Stories and Viewpoints
Voices of Viatris
November 21, 2022
By: Niki Kapsambelis
As an older brother, Matheus Marinho has always felt a sense of responsibility toward his siblings. So when his younger brother, Pietro, came out as transgender two years ago, Matheus’ instinct to protect him from potential discrimination kicked into high gear.
“At first, I was scared and worried at the same time,” said Matheus, a contractor who works with Viatris’ marketing team in São Paulo, Brazil. “I was just concerned about how people would treat him, how my family would take this information, how to deal with the transition, where to start.”
Pietro began life as Matheus’ sister and now is in the process of transitioning, something that Matheus – who is himself a member of the LGBTQ+ community – didn’t fully understand. He had so many questions: are you no longer my sister? What pronouns should I use? How will the rest of our family be affected?
“I was kind of lost and confused, because I wanted to be supportive, but I had no idea on how to,” Matheus admitted. “And I needed to assimilate what was happening at the moment: How could I be helpful in this process?”
He began to research the topic, speaking with mental health professionals and seeking out information from a variety of sources, including Pietro himself.
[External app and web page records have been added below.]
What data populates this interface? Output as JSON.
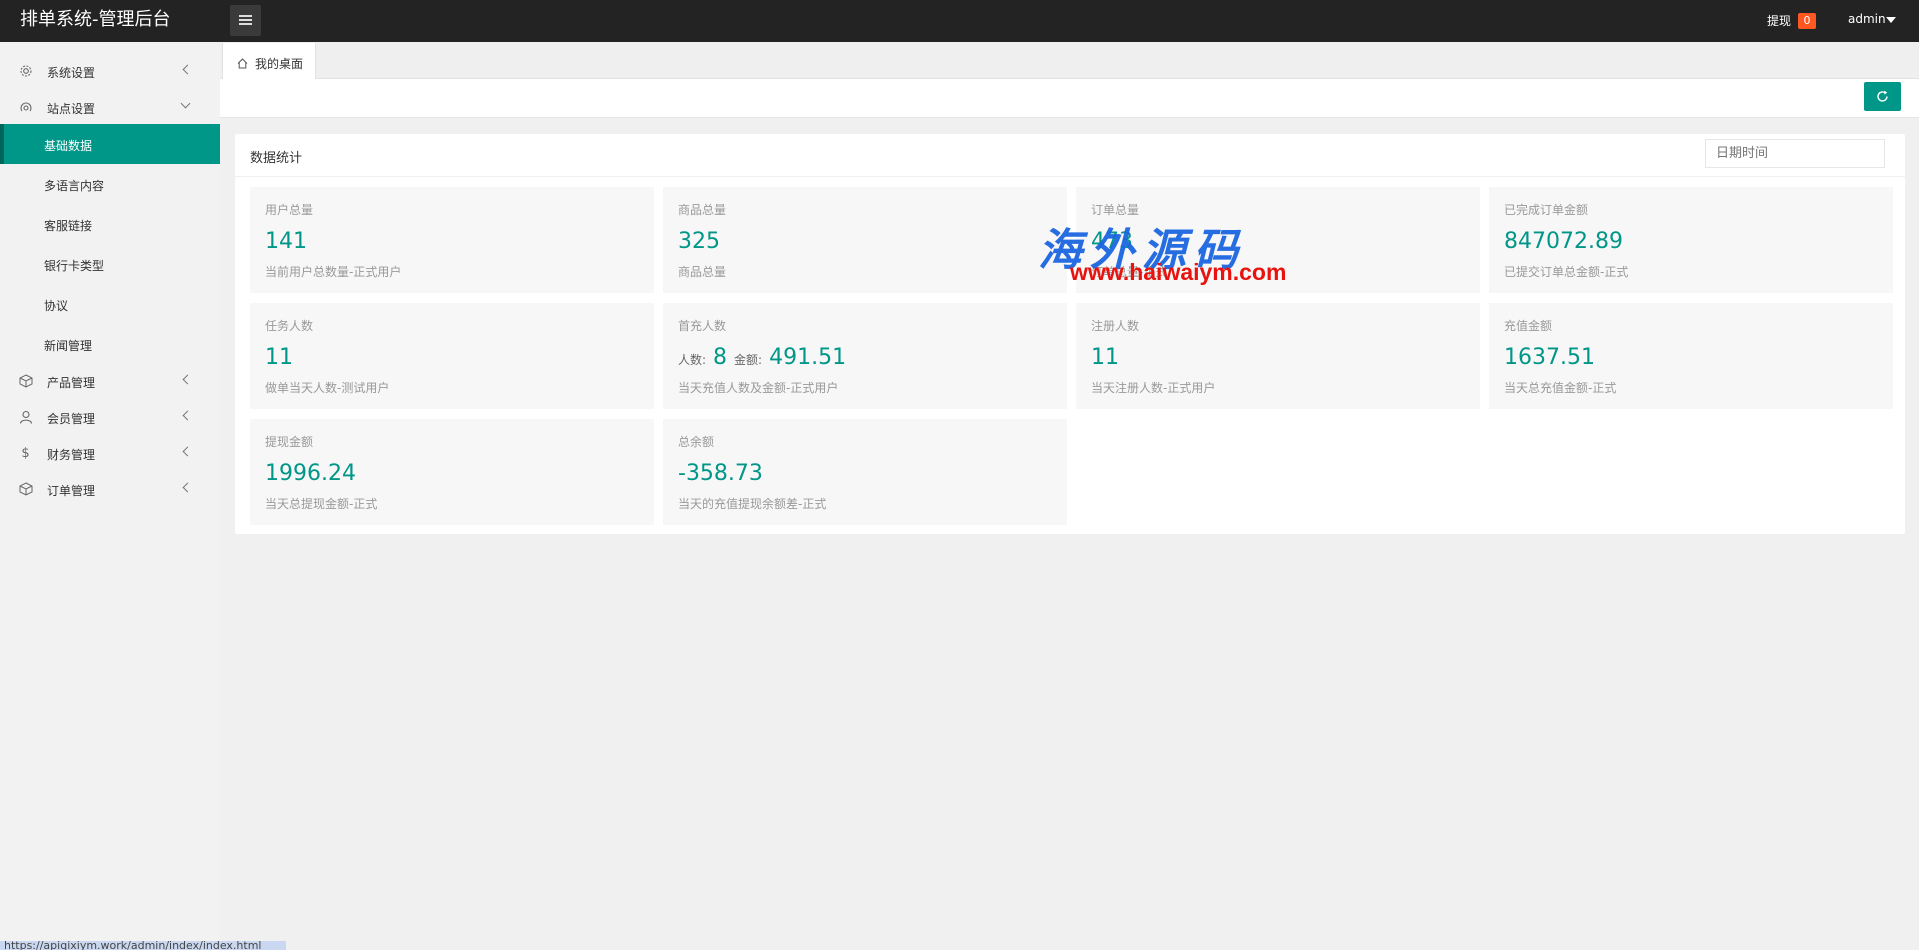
{
  "header": {
    "title": "排单系统-管理后台",
    "withdraw_label": "提现",
    "withdraw_count": "0",
    "user": "admin"
  },
  "sidebar": {
    "items": [
      {
        "label": "系统设置",
        "icon": "gear-icon"
      },
      {
        "label": "站点设置",
        "icon": "site-icon"
      },
      {
        "label": "产品管理",
        "icon": "cube-icon"
      },
      {
        "label": "会员管理",
        "icon": "user-icon"
      },
      {
        "label": "财务管理",
        "icon": "dollar-icon"
      },
      {
        "label": "订单管理",
        "icon": "box-icon"
      }
    ],
    "sub_items": [
      {
        "label": "基础数据"
      },
      {
        "label": "多语言内容"
      },
      {
        "label": "客服链接"
      },
      {
        "label": "银行卡类型"
      },
      {
        "label": "协议"
      },
      {
        "label": "新闻管理"
      }
    ]
  },
  "tabs": [
    {
      "label": "我的桌面"
    }
  ],
  "card": {
    "title": "数据统计",
    "date_placeholder": "日期时间"
  },
  "stats": [
    {
      "title": "用户总量",
      "value": "141",
      "desc": "当前用户总数量-正式用户"
    },
    {
      "title": "商品总量",
      "value": "325",
      "desc": "商品总量"
    },
    {
      "title": "订单总量",
      "value": "473",
      "desc": "订单总量-正式"
    },
    {
      "title": "已完成订单金额",
      "value": "847072.89",
      "desc": "已提交订单总金额-正式"
    },
    {
      "title": "任务人数",
      "value": "11",
      "desc": "做单当天人数-测试用户"
    },
    {
      "title": "首充人数",
      "count_label": "人数:",
      "count": "8",
      "amount_label": "金额:",
      "amount": "491.51",
      "desc": "当天充值人数及金额-正式用户"
    },
    {
      "title": "注册人数",
      "value": "11",
      "desc": "当天注册人数-正式用户"
    },
    {
      "title": "充值金额",
      "value": "1637.51",
      "desc": "当天总充值金额-正式"
    },
    {
      "title": "提现金额",
      "value": "1996.24",
      "desc": "当天总提现金额-正式"
    },
    {
      "title": "总余额",
      "value": "-358.73",
      "desc": "当天的充值提现余额差-正式"
    }
  ],
  "watermark": {
    "cn": "海外源码",
    "url": "www.haiwaiym.com"
  },
  "status_bar_url": "https://apiqixiym.work/admin/index/index.html"
}
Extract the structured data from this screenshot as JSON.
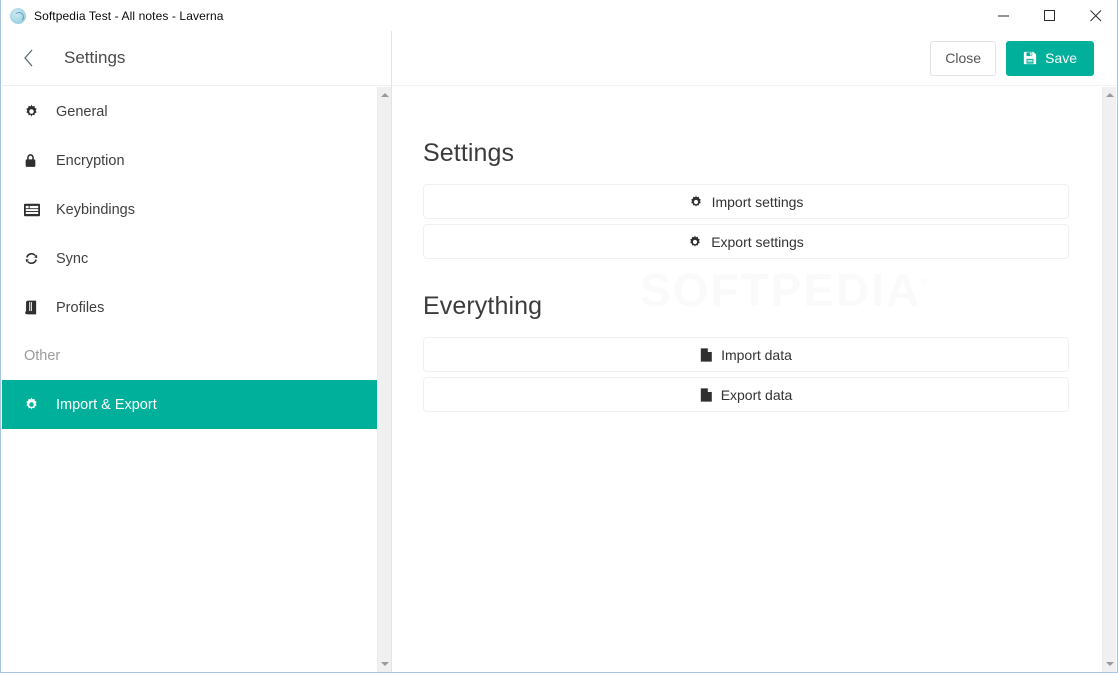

Though they are six years apart in age, and had not always been close, their bond is strengthening. Earlier this year, Matheus surprised his brother by joining him at a trans-specific parade that was part of the city’s Pride celebration.
As part of VIVID, Viatris’ Employee Resource Group (ERG) for members and allies of the LGBTQ+ community, Matheus is encouraged by the company’s efforts to create a welcoming environment and provide resources for relevant issues. Oftentimes, transgender people don’t get enough support from their families, and having a group like VIVID at work can prove incredibly valuable, Matheus said.
Likewise, the ERG helps all employees learn more about supporting their colleagues and access guidance for other situations as they arise, such as having a nonbinary child or answering children’s questions about LGBTQ+ issues.
“I believe that knowledge and respect will always be the key to live life better; to make the environment, no matter where, safer; making people comfortable to be who they want to be, who they’re meant to be,” Matheus said. “And I’m glad I’m having the opportunity to bring this to the company.”
Matheus, who has shared his own struggles as a gay man with his brother, believes part of him will always worry for Pietro: “I was guided all the time by the feeling that he wouldn’t make it. That he would give up – like, give up on life,” Matheus said. Transitioning is “a really lonely process. Only the person who’s been through it knows how difficult it is.”
However, he is encouraged by how strong his brother is and how he is starting to gain acceptance within the family.
"This is part of who I am, so fighting homophobia is something that belongs to me. I want to be respected," Matheus said. "But now I have another fight, which is (to) protect and respect people like my brother."